### Assignment
The number of lines holding "legend" is all you should give; count them in the records below.

(Entries shown begins)

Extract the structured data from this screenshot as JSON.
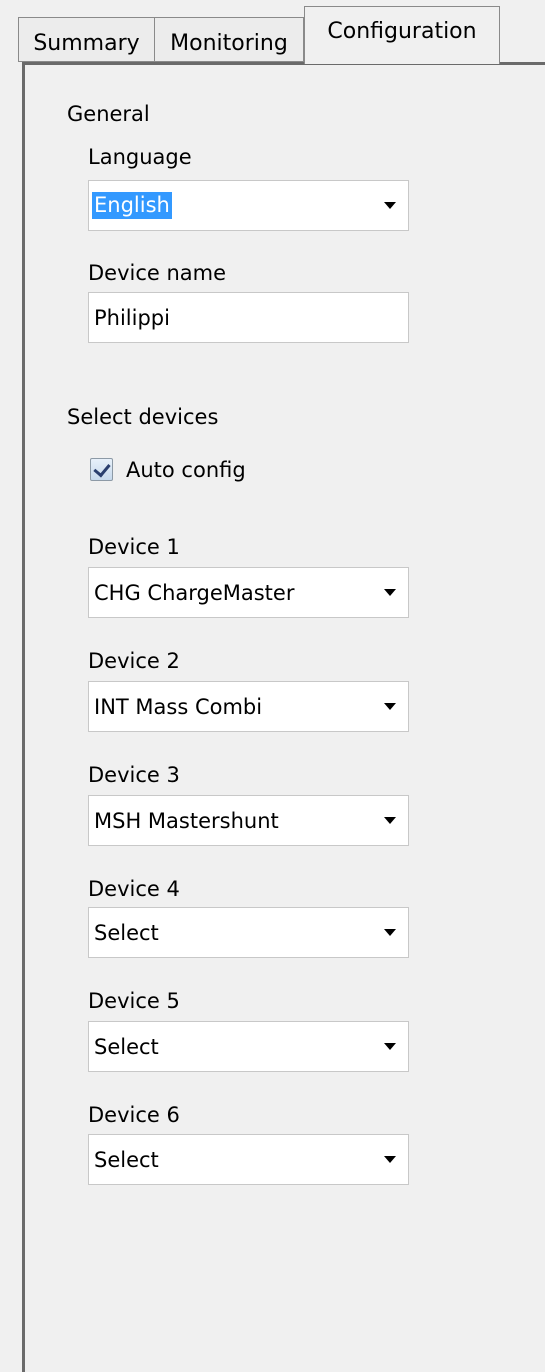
{
  "tabs": [
    {
      "label": "Summary",
      "active": false
    },
    {
      "label": "Monitoring",
      "active": false
    },
    {
      "label": "Configuration",
      "active": true
    }
  ],
  "general": {
    "legend": "General",
    "language_label": "Language",
    "language_value": "English",
    "device_name_label": "Device name",
    "device_name_value": "Philippi"
  },
  "devices": {
    "legend": "Select devices",
    "auto_config_label": "Auto config",
    "auto_config_checked": true,
    "items": [
      {
        "label": "Device 1",
        "value": "CHG ChargeMaster"
      },
      {
        "label": "Device 2",
        "value": "INT Mass Combi"
      },
      {
        "label": "Device 3",
        "value": "MSH Mastershunt"
      },
      {
        "label": "Device 4",
        "value": "Select"
      },
      {
        "label": "Device 5",
        "value": "Select"
      },
      {
        "label": "Device 6",
        "value": "Select"
      }
    ]
  },
  "icons": {
    "dropdown": "chevron-down-icon",
    "checkbox": "checkmark-icon"
  },
  "colors": {
    "selection": "#3399ff",
    "background": "#f0f0f0"
  }
}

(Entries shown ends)

### Problem solution
2